Tyree Jackson inched forward on Day One of University at Buffalo training camp Sunday.
No, the prized red-shirt freshman didn’t do anything to separate himself from senior Grant Rohach in UB’s two-way starting quarterback battle. UB held a routine workout in jerseys and shorts, no pads.
But Jackson did grow yet another inch since spring practice. Jackson now stands 6-foot-7 and weighs 245 pounds.
Jackson was 6-5 and 210 when he came out of high school in Michigan. He said during practice in the spring he was up to 6-6.
But after Sunday’s workout, Jackson said he actually was pushing 6-6¾ in April. Then he and the rest of UB’s players were measured again in advance of camp.
“That was the last measurement, just touching 6-7,” Jackson said, adding that he thinks his growth spurt is over. “I think I’m done now. I’m good.”
“It’s amazing,” said UB coach Lance Leipold. “He’s still 18 and he continues to grow. That’s a big man, and I keep saying he has a bright future.”
Talk about standing tall in the pocket. Jackson is an eye-popping physical specimen behind center for the Bulls. Whether he has a good enough command of the offense to open the season as the starter will be determined over the next four weeks.
UB must replace career passing leader Joe Licata, who started 40 games over the past four years. Rohach is a 6-2, 217-pound California native who transferred to UB in January from Iowa State.
Rohach has the experience, Jackson has the potential. UB opens its season Sept. 2 at home against Albany.
Leipold acknowledges it’s not a question of “if” Jackson will start but “when.”
“We’re going to keep that thing even” in terms of practice snaps, Leipold said. “I’m very confident that whoever that starter is that we’re going to be in good hands.”
“The first day I was happy with those guys,” said UB offensive coordinator Andy Kotelnicki. “They knew what they were doing and really didn’t have any brain cramps. They were able to execute what we asked them to do.”
Despite his height, Jackson moves well. The athletic Rohach is probably even a bit more nimble-footed than Jackson. While neither is going to be reading defenses with the acumen of Licata, UB is going to try to take advantage of their threat to scramble and ability to throw on the move.
“You can see right away their athleticism is going to be a new dynamic for us,” Kotelnicki said.
Jackson has a cannon arm. He threw a pretty 50-yard ball for a TD to Jacob Martinez in one-on-one pass drills Sunday.
He says he’s much more confident in his second year in Kotelnicki’s offense and after spending a year watching Licata.
“The first day of camp last year, I remember wondering where everyone was going,” Jackson said. “Now after fall and spring I feel more confident. The thing with Joe is he prepared like a pro. He taught that to me ... that mindset of being a pro, and I still keep in touch with him every day.”
What does Jackson want to see from himself this month?
“Just that I made all the right checks and reads and read the coverages right. Just the mental part of the game, because then the physical part will come.”

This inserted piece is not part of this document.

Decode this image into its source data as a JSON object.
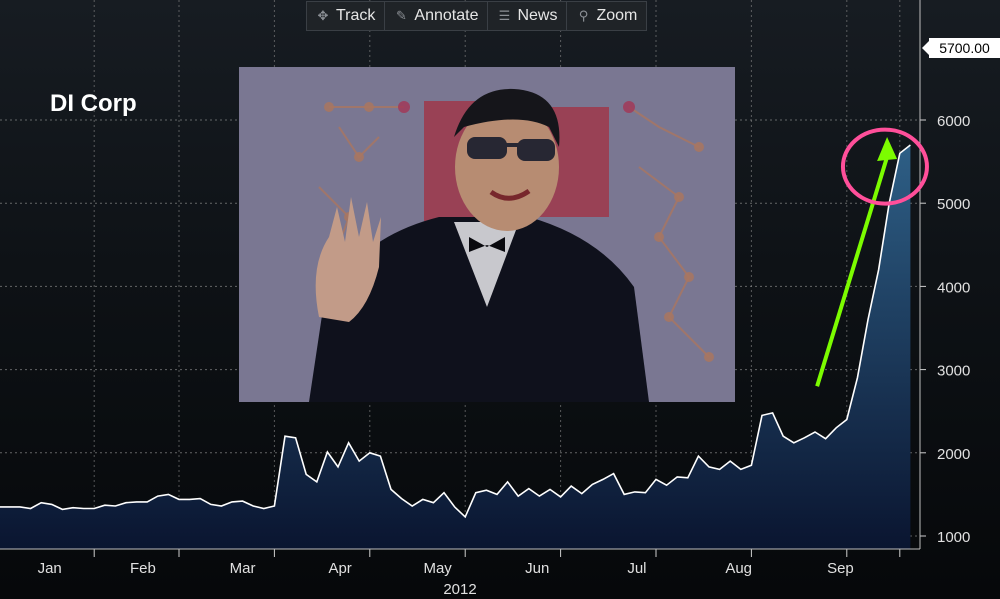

Rohach graduated from Iowa State with a history degree and is working toward a master’s in education studies at UB. He started four games for the Cyclones in 2013 but was third string last season. He’s familiar with QB competitions.
“It’s one of those things where you just have to focus on you,” he said. “I know a lot as a younger quarterback competing, I’d compare other guys’ throws and things like that. But doing this awhile, it doesn’t matter about the other guy. You can only control yourself. That’s the mindset I’m going to keep.”
UB knows Rohach is going to be assignment-sound. He is trying to help all the new Bulls get on the same page.
“I had this discussion with my dad,” Rohach said. “Being the older guy, it’s my responsibility to know before the young guys know. It’s my responsibility to be sure I’m 100 percent on what I have to do so they can be 100 percent on what they have to do. Being a graduate transfer, I take that on my shoulders, but I think any senior on the team holds that same responsibility.”